◆ Work required:
Your job is to set down the listing again exactly as it stands.

--- START ---

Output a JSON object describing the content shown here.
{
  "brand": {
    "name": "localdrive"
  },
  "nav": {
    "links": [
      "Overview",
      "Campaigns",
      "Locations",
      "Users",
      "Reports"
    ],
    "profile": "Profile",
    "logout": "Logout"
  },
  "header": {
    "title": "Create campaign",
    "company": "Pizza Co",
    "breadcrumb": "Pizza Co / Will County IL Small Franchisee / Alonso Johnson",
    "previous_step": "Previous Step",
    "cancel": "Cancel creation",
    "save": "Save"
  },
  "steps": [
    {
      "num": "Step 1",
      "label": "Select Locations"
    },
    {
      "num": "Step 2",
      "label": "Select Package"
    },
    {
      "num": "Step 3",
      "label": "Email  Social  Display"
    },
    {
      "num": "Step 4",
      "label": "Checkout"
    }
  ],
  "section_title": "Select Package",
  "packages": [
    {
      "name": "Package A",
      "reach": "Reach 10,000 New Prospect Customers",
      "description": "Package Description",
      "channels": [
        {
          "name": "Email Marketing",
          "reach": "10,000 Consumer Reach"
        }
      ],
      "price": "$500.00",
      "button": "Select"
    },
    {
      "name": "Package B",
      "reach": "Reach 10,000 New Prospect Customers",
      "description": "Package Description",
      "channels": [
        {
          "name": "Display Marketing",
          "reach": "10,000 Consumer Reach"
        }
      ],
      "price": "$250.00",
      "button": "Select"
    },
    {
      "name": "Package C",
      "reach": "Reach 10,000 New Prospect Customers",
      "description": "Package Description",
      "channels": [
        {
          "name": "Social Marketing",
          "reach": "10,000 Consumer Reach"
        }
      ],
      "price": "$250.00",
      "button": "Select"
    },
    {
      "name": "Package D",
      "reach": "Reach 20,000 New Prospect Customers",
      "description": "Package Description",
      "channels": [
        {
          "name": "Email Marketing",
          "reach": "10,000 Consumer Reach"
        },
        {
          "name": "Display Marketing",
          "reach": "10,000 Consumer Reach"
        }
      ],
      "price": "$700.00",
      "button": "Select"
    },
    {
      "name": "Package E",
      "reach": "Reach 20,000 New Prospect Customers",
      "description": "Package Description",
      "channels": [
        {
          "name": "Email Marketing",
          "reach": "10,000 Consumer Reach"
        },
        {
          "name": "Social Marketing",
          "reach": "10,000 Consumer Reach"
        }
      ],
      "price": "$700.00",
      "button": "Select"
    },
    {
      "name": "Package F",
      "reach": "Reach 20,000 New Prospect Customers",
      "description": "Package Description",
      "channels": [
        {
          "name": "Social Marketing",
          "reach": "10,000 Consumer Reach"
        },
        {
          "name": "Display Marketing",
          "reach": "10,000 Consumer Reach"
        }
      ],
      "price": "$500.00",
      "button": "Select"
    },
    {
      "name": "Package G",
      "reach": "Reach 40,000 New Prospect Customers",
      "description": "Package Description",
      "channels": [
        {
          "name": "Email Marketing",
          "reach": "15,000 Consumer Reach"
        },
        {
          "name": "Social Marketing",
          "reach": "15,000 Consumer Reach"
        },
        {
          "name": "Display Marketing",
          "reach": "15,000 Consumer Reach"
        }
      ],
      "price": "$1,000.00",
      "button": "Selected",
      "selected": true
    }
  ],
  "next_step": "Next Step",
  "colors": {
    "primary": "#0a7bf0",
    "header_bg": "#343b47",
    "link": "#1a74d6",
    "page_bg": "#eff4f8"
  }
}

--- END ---

◆ Your solution:
Output a JSON object describing the content shown here.
{
  "brand": {
    "name": "localdrive"
  },
  "nav": {
    "links": [
      "Overview",
      "Campaigns",
      "Locations",
      "Users",
      "Reports"
    ],
    "profile": "Profile",
    "logout": "Logout"
  },
  "header": {
    "title": "Create campaign",
    "company": "Pizza Co",
    "breadcrumb": "Pizza Co / Will County IL Small Franchisee / Alonso Johnson",
    "previous_step": "Previous Step",
    "cancel": "Cancel creation",
    "save": "Save"
  },
  "steps": [
    {
      "num": "Step 1",
      "label": "Select Locations"
    },
    {
      "num": "Step 2",
      "label": "Select Package"
    },
    {
      "num": "Step 3",
      "label": "Email  Social  Display"
    },
    {
      "num": "Step 4",
      "label": "Checkout"
    }
  ],
  "section_title": "Select Package",
  "packages": [
    {
      "name": "Package A",
      "reach": "Reach 10,000 New Prospect Customers",
      "description": "Package Description",
      "channels": [
        {
          "name": "Email Marketing",
          "reach": "10,000 Consumer Reach"
        }
      ],
      "price": "$500.00",
      "button": "Select"
    },
    {
      "name": "Package B",
      "reach": "Reach 10,000 New Prospect Customers",
      "description": "Package Description",
      "channels": [
        {
          "name": "Display Marketing",
          "reach": "10,000 Consumer Reach"
        }
      ],
      "price": "$250.00",
      "button": "Select"
    },
    {
      "name": "Package C",
      "reach": "Reach 10,000 New Prospect Customers",
      "description": "Package Description",
      "channels": [
        {
          "name": "Social Marketing",
          "reach": "10,000 Consumer Reach"
        }
      ],
      "price": "$250.00",
      "button": "Select"
    },
    {
      "name": "Package D",
      "reach": "Reach 20,000 New Prospect Customers",
      "description": "Package Description",
      "channels": [
        {
          "name": "Email Marketing",
          "reach": "10,000 Consumer Reach"
        },
        {
          "name": "Display Marketing",
          "reach": "10,000 Consumer Reach"
        }
      ],
      "price": "$700.00",
      "button": "Select"
    },
    {
      "name": "Package E",
      "reach": "Reach 20,000 New Prospect Customers",
      "description": "Package Description",
      "channels": [
        {
          "name": "Email Marketing",
          "reach": "10,000 Consumer Reach"
        },
        {
          "name": "Social Marketing",
          "reach": "10,000 Consumer Reach"
        }
      ],
      "price": "$700.00",
      "button": "Select"
    },
    {
      "name": "Package F",
      "reach": "Reach 20,000 New Prospect Customers",
      "description": "Package Description",
      "channels": [
        {
          "name": "Social Marketing",
          "reach": "10,000 Consumer Reach"
        },
        {
          "name": "Display Marketing",
          "reach": "10,000 Consumer Reach"
        }
      ],
      "price": "$500.00",
      "button": "Select"
    },
    {
      "name": "Package G",
      "reach": "Reach 40,000 New Prospect Customers",
      "description": "Package Description",
      "channels": [
        {
          "name": "Email Marketing",
          "reach": "15,000 Consumer Reach"
        },
        {
          "name": "Social Marketing",
          "reach": "15,000 Consumer Reach"
        },
        {
          "name": "Display Marketing",
          "reach": "15,000 Consumer Reach"
        }
      ],
      "price": "$1,000.00",
      "button": "Selected",
      "selected": true
    }
  ],
  "next_step": "Next Step",
  "colors": {
    "primary": "#0a7bf0",
    "header_bg": "#343b47",
    "link": "#1a74d6",
    "page_bg": "#eff4f8"
  }
}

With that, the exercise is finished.